ASP.NET Core 8
There are too many changes coming in ASP.NET Core 8 to mention them all here, so here are some details about some of the changes coming to Blazor and SignalR:
In .NET 8, Blazor has become a full-stack web UI framework, capable of rendering content at both component and page levels. It offers various rendering modes, including static server rendering, interactive server rendering, and client rendering using Blazor Server and Blazor WebAssembly. The framework also introduces a new Blazor Web App template, combining the strengths of Blazor Server and Blazor WebAssembly.
Other improvements include enhanced form handling, streamlined navigation, streaming rendering for improved user experience, and support for injecting keyed services. Blazor now allows access to HttpContext as a cascading parameter and enables rendering Razor components outside of the ASP.NET Core environment. Additionally, there are performance enhancements, error handling improvements, and added support for Content Security Policy (CSP) compatibility. Blazor Identity UI has been integrated to facilitate user authentication.
In .NET Core 8.0, a new approach has been introduced to set server timeouts and Keep-Alive intervals directly on HubConnectionBuilder.
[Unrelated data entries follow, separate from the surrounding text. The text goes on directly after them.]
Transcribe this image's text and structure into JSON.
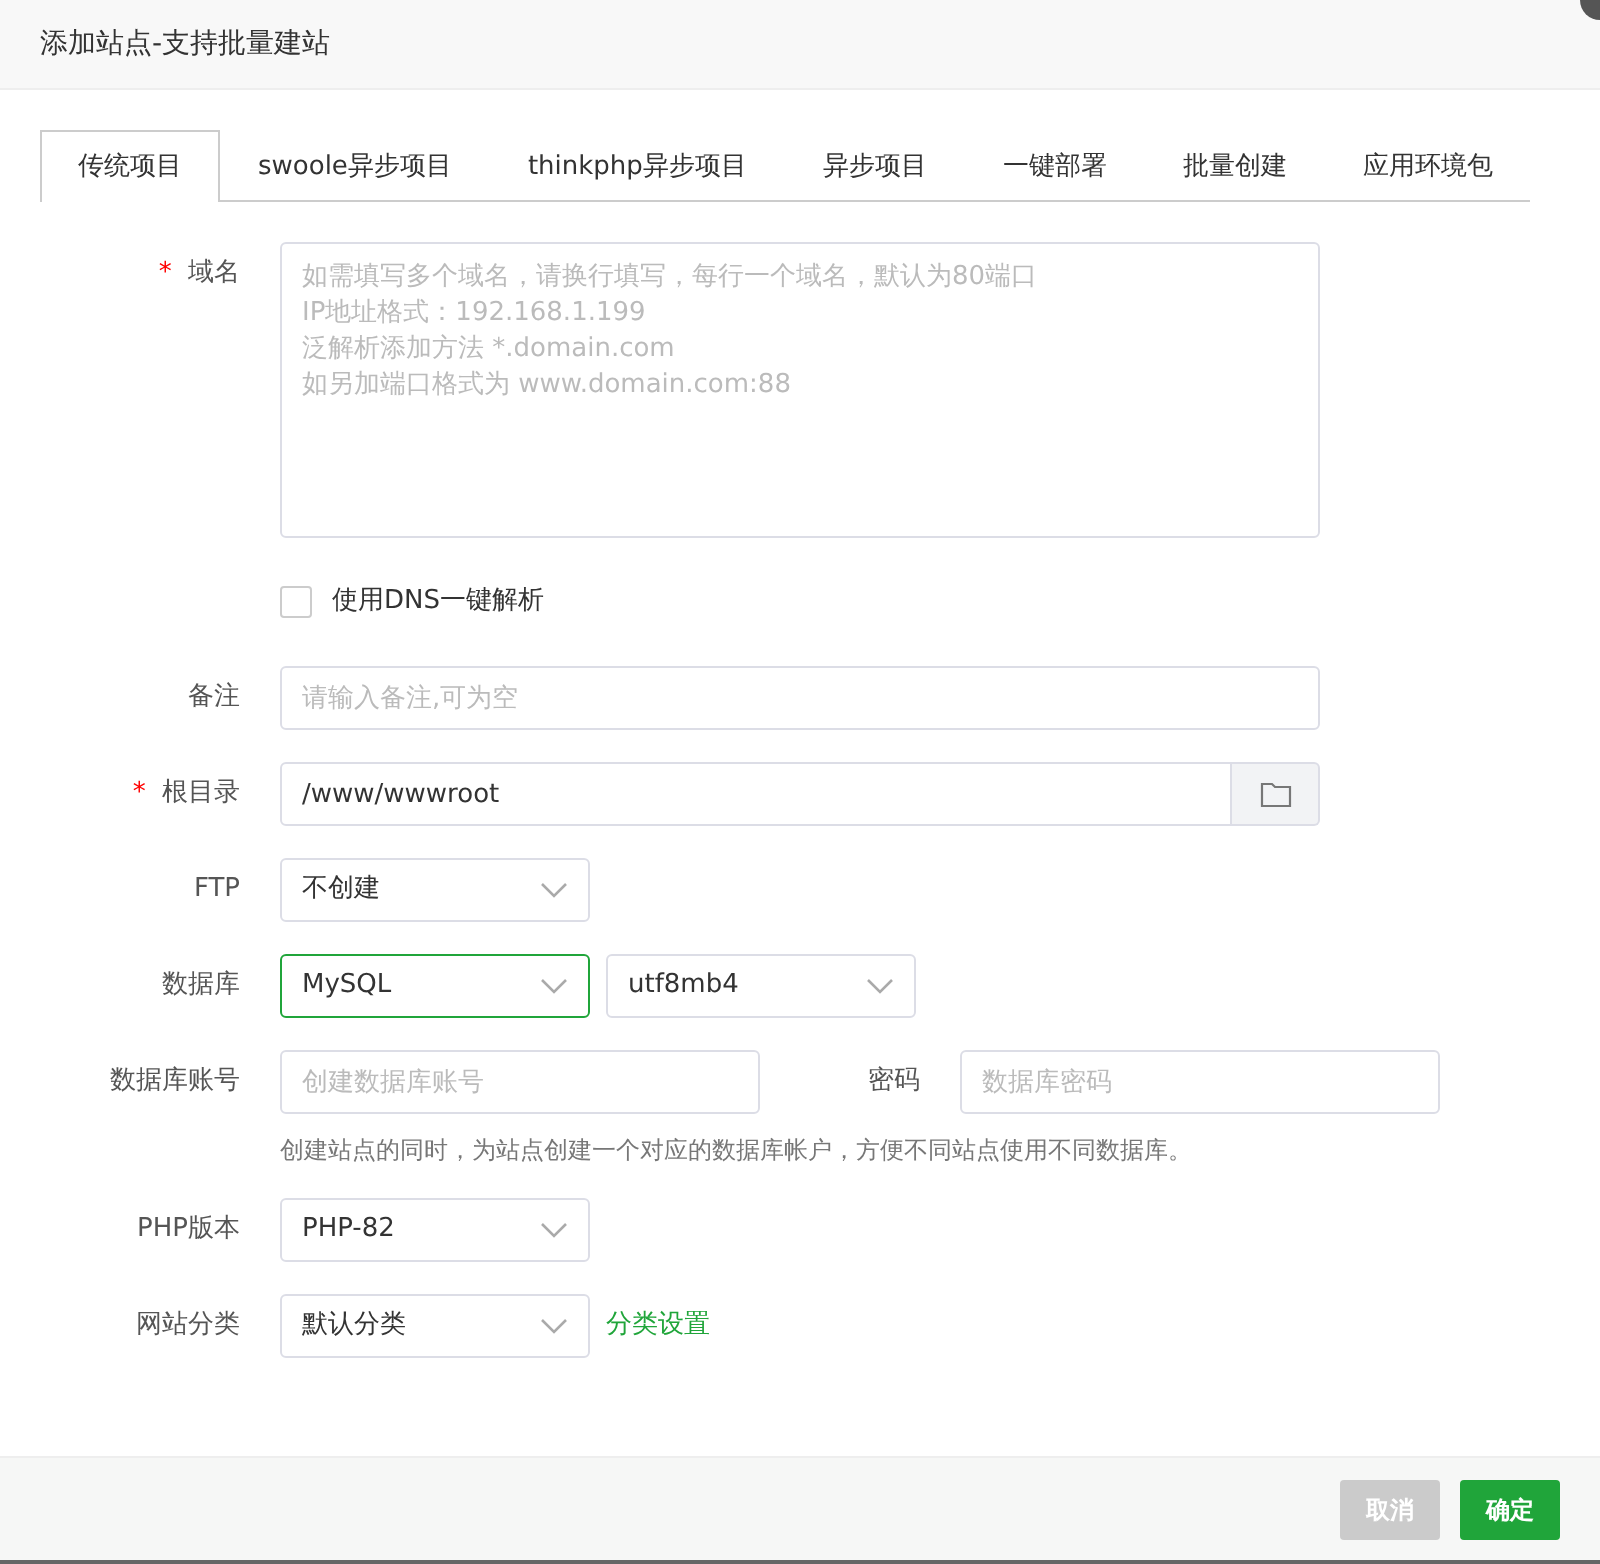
{
  "window": {
    "title": "添加站点-支持批量建站"
  },
  "tabs": [
    {
      "label": "传统项目",
      "selected": true
    },
    {
      "label": "swoole异步项目",
      "selected": false
    },
    {
      "label": "thinkphp异步项目",
      "selected": false
    },
    {
      "label": "异步项目",
      "selected": false
    },
    {
      "label": "一键部署",
      "selected": false
    },
    {
      "label": "批量创建",
      "selected": false
    },
    {
      "label": "应用环境包",
      "selected": false
    }
  ],
  "rows": [
    {
      "kind": "textarea",
      "label": "域名",
      "marker": "*",
      "placeholder": "如需填写多个域名，请换行填写，每行一个域名，默认为80端口\nIP地址格式：192.168.1.199\n泛解析添加方法 *.domain.com\n如另加端口格式为 www.domain.com:88"
    },
    {
      "kind": "checkbox",
      "text": "使用DNS一键解析",
      "checked": false
    },
    {
      "kind": "input",
      "label": "备注",
      "placeholder": "请输入备注,可为空"
    },
    {
      "kind": "path",
      "label": "根目录",
      "marker": "*",
      "value": "/www/wwwroot"
    },
    {
      "kind": "select",
      "label": "FTP",
      "selects": [
        {
          "value": "不创建",
          "focused": false
        }
      ]
    },
    {
      "kind": "select",
      "label": "数据库",
      "selects": [
        {
          "value": "MySQL",
          "focused": true
        },
        {
          "value": "utf8mb4",
          "focused": false
        }
      ]
    },
    {
      "kind": "credentials",
      "label": "数据库账号",
      "placeholder": "创建数据库账号",
      "label_2": "密码",
      "placeholder_2": "数据库密码"
    },
    {
      "kind": "hint",
      "text": "创建站点的同时，为站点创建一个对应的数据库帐户，方便不同站点使用不同数据库。"
    },
    {
      "kind": "select",
      "label": "PHP版本",
      "selects": [
        {
          "value": "PHP-82",
          "focused": false
        }
      ]
    },
    {
      "kind": "select",
      "label": "网站分类",
      "selects": [
        {
          "value": "默认分类",
          "focused": false
        }
      ],
      "link": "分类设置"
    }
  ],
  "buttons": [
    {
      "label": "取消",
      "kind": "cancel",
      "disabled": true
    },
    {
      "label": "确定",
      "kind": "confirm",
      "disabled": false
    }
  ]
}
The default values are 30 seconds for ServerTimeout and 15 seconds for KeepAliveInterval.
withKeepAliveIntervalInMilliseconds methods when building a connection with HubConnectionBuilder. This is a departure from the previous approach in ASP.NET Core 7.0 or earlier.
withKeepAliveInterval for Blazor Web Apps and Blazor Server. Similarly, .NET clients can now utilize
Additionally, a new feature called SignalR stateful reconnect has been introduced to reduce downtime for clients facing temporary network disconnects. This works by temporarily buffering data on both the server and client, acknowledging received messages, and replaying any missed messages upon reconnection.
Ready for .NET 8?
If you are interested in upgrading your applications to .NET 8, or if you want to start a new project with this amazing platform, the team at Trailhead is here to help. We’ve been pioneers in the .NET ecosystem from the very beginning. With our expertise, we’re ready to assist you in upgrading to .NET 8 or embarking on new projects with confidence.
Contact us today to get started on this journey together!